[Website and app data records]
■ ■ ■ ■ ■ ■ ■
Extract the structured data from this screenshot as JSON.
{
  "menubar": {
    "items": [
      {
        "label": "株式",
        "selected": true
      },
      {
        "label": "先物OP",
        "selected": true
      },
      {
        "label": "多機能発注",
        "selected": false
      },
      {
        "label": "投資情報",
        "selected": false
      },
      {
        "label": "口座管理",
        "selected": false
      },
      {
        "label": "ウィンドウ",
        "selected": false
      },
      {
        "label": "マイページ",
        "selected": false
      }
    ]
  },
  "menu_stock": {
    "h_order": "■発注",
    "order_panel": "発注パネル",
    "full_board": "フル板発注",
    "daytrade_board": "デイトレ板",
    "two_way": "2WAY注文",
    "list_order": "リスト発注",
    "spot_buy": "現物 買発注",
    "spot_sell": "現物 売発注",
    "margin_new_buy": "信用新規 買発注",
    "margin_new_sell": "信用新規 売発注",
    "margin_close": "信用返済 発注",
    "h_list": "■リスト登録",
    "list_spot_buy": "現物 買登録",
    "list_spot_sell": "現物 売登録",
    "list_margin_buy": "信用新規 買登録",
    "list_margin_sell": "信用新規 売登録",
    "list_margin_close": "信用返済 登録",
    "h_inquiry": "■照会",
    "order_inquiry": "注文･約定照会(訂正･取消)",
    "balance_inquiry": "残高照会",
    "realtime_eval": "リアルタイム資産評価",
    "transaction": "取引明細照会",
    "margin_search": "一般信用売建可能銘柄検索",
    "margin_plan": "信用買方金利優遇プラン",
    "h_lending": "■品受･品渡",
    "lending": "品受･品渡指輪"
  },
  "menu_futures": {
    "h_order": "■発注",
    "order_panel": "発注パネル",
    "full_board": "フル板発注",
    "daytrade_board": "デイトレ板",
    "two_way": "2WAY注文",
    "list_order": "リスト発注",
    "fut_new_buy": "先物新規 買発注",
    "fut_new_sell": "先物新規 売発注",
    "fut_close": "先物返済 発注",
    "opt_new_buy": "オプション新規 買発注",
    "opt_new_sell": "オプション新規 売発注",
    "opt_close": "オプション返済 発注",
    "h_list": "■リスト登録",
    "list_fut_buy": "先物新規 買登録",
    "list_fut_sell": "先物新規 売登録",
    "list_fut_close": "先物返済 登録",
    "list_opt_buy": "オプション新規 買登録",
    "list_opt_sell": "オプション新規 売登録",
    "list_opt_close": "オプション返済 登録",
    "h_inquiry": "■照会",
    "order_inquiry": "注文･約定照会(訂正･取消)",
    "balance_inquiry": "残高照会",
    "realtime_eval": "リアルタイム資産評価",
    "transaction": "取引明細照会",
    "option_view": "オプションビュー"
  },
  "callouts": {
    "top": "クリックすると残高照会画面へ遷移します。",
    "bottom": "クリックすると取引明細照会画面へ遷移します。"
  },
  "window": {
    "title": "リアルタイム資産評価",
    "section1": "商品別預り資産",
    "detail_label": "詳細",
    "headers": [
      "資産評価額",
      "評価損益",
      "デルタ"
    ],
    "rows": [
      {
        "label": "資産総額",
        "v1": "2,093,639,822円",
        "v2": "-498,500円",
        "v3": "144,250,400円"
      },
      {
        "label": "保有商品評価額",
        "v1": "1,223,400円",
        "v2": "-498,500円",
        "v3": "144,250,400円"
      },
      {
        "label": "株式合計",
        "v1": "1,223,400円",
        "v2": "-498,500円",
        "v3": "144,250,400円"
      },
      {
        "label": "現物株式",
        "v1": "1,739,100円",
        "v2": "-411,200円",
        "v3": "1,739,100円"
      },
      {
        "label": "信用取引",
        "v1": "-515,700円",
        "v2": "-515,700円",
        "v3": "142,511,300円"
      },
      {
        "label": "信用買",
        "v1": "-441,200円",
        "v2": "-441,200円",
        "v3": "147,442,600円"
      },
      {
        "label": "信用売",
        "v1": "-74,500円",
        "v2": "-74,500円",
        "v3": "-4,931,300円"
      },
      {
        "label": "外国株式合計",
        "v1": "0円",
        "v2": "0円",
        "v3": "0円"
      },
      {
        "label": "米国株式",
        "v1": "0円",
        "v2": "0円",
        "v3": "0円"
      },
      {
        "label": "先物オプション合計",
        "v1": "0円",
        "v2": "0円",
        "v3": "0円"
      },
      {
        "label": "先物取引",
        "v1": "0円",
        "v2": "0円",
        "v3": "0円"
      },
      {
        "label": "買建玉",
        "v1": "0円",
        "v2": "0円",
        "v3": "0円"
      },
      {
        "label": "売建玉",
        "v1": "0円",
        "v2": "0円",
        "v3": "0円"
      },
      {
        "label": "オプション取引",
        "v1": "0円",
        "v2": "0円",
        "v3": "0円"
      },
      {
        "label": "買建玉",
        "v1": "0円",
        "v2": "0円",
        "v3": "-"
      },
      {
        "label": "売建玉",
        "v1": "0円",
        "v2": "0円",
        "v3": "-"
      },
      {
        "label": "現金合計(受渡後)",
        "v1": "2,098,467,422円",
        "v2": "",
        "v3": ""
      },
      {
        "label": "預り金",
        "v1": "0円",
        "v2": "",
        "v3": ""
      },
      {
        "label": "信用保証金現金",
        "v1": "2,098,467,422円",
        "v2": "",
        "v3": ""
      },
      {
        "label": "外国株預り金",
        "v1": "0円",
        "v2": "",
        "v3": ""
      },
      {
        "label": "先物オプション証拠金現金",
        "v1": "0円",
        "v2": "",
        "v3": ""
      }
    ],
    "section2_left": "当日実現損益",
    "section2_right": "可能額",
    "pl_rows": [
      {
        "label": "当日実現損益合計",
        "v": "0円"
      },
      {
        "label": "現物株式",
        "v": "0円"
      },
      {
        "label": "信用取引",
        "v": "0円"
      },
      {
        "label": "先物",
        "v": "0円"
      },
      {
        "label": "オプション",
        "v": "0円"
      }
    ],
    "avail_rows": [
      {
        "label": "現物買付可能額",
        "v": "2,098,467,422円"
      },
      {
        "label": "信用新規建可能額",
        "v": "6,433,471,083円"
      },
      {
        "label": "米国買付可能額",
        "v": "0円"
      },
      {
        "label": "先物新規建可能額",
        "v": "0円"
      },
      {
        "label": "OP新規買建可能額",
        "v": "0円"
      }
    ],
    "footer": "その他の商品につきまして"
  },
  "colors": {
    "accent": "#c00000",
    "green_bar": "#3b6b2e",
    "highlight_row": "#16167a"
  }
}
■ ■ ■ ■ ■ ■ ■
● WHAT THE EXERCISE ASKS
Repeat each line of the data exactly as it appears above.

● ANSWER FOR THE TASK
Extract the structured data from this screenshot as JSON.
{
  "menubar": {
    "items": [
      {
        "label": "株式",
        "selected": true
      },
      {
        "label": "先物OP",
        "selected": true
      },
      {
        "label": "多機能発注",
        "selected": false
      },
      {
        "label": "投資情報",
        "selected": false
      },
      {
        "label": "口座管理",
        "selected": false
      },
      {
        "label": "ウィンドウ",
        "selected": false
      },
      {
        "label": "マイページ",
        "selected": false
      }
    ]
  },
  "menu_stock": {
    "h_order": "■発注",
    "order_panel": "発注パネル",
    "full_board": "フル板発注",
    "daytrade_board": "デイトレ板",
    "two_way": "2WAY注文",
    "list_order": "リスト発注",
    "spot_buy": "現物 買発注",
    "spot_sell": "現物 売発注",
    "margin_new_buy": "信用新規 買発注",
    "margin_new_sell": "信用新規 売発注",
    "margin_close": "信用返済 発注",
    "h_list": "■リスト登録",
    "list_spot_buy": "現物 買登録",
    "list_spot_sell": "現物 売登録",
    "list_margin_buy": "信用新規 買登録",
    "list_margin_sell": "信用新規 売登録",
    "list_margin_close": "信用返済 登録",
    "h_inquiry": "■照会",
    "order_inquiry": "注文･約定照会(訂正･取消)",
    "balance_inquiry": "残高照会",
    "realtime_eval": "リアルタイム資産評価",
    "transaction": "取引明細照会",
    "margin_search": "一般信用売建可能銘柄検索",
    "margin_plan": "信用買方金利優遇プラン",
    "h_lending": "■品受･品渡",
    "lending": "品受･品渡指輪"
  },
  "menu_futures": {
    "h_order": "■発注",
    "order_panel": "発注パネル",
    "full_board": "フル板発注",
    "daytrade_board": "デイトレ板",
    "two_way": "2WAY注文",
    "list_order": "リスト発注",
    "fut_new_buy": "先物新規 買発注",
    "fut_new_sell": "先物新規 売発注",
    "fut_close": "先物返済 発注",
    "opt_new_buy": "オプション新規 買発注",
    "opt_new_sell": "オプション新規 売発注",
    "opt_close": "オプション返済 発注",
    "h_list": "■リスト登録",
    "list_fut_buy": "先物新規 買登録",
    "list_fut_sell": "先物新規 売登録",
    "list_fut_close": "先物返済 登録",
    "list_opt_buy": "オプション新規 買登録",
    "list_opt_sell": "オプション新規 売登録",
    "list_opt_close": "オプション返済 登録",
    "h_inquiry": "■照会",
    "order_inquiry": "注文･約定照会(訂正･取消)",
    "balance_inquiry": "残高照会",
    "realtime_eval": "リアルタイム資産評価",
    "transaction": "取引明細照会",
    "option_view": "オプションビュー"
  },
  "callouts": {
    "top": "クリックすると残高照会画面へ遷移します。",
    "bottom": "クリックすると取引明細照会画面へ遷移します。"
  },
  "window": {
    "title": "リアルタイム資産評価",
    "section1": "商品別預り資産",
    "detail_label": "詳細",
    "headers": [
      "資産評価額",
      "評価損益",
      "デルタ"
    ],
    "rows": [
      {
        "label": "資産総額",
        "v1": "2,093,639,822円",
        "v2": "-498,500円",
        "v3": "144,250,400円"
      },
      {
        "label": "保有商品評価額",
        "v1": "1,223,400円",
        "v2": "-498,500円",
        "v3": "144,250,400円"
      },
      {
        "label": "株式合計",
        "v1": "1,223,400円",
        "v2": "-498,500円",
        "v3": "144,250,400円"
      },
      {
        "label": "現物株式",
        "v1": "1,739,100円",
        "v2": "-411,200円",
        "v3": "1,739,100円"
      },
      {
        "label": "信用取引",
        "v1": "-515,700円",
        "v2": "-515,700円",
        "v3": "142,511,300円"
      },
      {
        "label": "信用買",
        "v1": "-441,200円",
        "v2": "-441,200円",
        "v3": "147,442,600円"
      },
      {
        "label": "信用売",
        "v1": "-74,500円",
        "v2": "-74,500円",
        "v3": "-4,931,300円"
      },
      {
        "label": "外国株式合計",
        "v1": "0円",
        "v2": "0円",
        "v3": "0円"
      },
      {
        "label": "米国株式",
        "v1": "0円",
        "v2": "0円",
        "v3": "0円"
      },
      {
        "label": "先物オプション合計",
        "v1": "0円",
        "v2": "0円",
        "v3": "0円"
      },
      {
        "label": "先物取引",
        "v1": "0円",
        "v2": "0円",
        "v3": "0円"
      },
      {
        "label": "買建玉",
        "v1": "0円",
        "v2": "0円",
        "v3": "0円"
      },
      {
        "label": "売建玉",
        "v1": "0円",
        "v2": "0円",
        "v3": "0円"
      },
      {
        "label": "オプション取引",
        "v1": "0円",
        "v2": "0円",
        "v3": "0円"
      },
      {
        "label": "買建玉",
        "v1": "0円",
        "v2": "0円",
        "v3": "-"
      },
      {
        "label": "売建玉",
        "v1": "0円",
        "v2": "0円",
        "v3": "-"
      },
      {
        "label": "現金合計(受渡後)",
        "v1": "2,098,467,422円",
        "v2": "",
        "v3": ""
      },
      {
        "label": "預り金",
        "v1": "0円",
        "v2": "",
        "v3": ""
      },
      {
        "label": "信用保証金現金",
        "v1": "2,098,467,422円",
        "v2": "",
        "v3": ""
      },
      {
        "label": "外国株預り金",
        "v1": "0円",
        "v2": "",
        "v3": ""
      },
      {
        "label": "先物オプション証拠金現金",
        "v1": "0円",
        "v2": "",
        "v3": ""
      }
    ],
    "section2_left": "当日実現損益",
    "section2_right": "可能額",
    "pl_rows": [
      {
        "label": "当日実現損益合計",
        "v": "0円"
      },
      {
        "label": "現物株式",
        "v": "0円"
      },
      {
        "label": "信用取引",
        "v": "0円"
      },
      {
        "label": "先物",
        "v": "0円"
      },
      {
        "label": "オプション",
        "v": "0円"
      }
    ],
    "avail_rows": [
      {
        "label": "現物買付可能額",
        "v": "2,098,467,422円"
      },
      {
        "label": "信用新規建可能額",
        "v": "6,433,471,083円"
      },
      {
        "label": "米国買付可能額",
        "v": "0円"
      },
      {
        "label": "先物新規建可能額",
        "v": "0円"
      },
      {
        "label": "OP新規買建可能額",
        "v": "0円"
      }
    ],
    "footer": "その他の商品につきまして"
  },
  "colors": {
    "accent": "#c00000",
    "green_bar": "#3b6b2e",
    "highlight_row": "#16167a"
  }
}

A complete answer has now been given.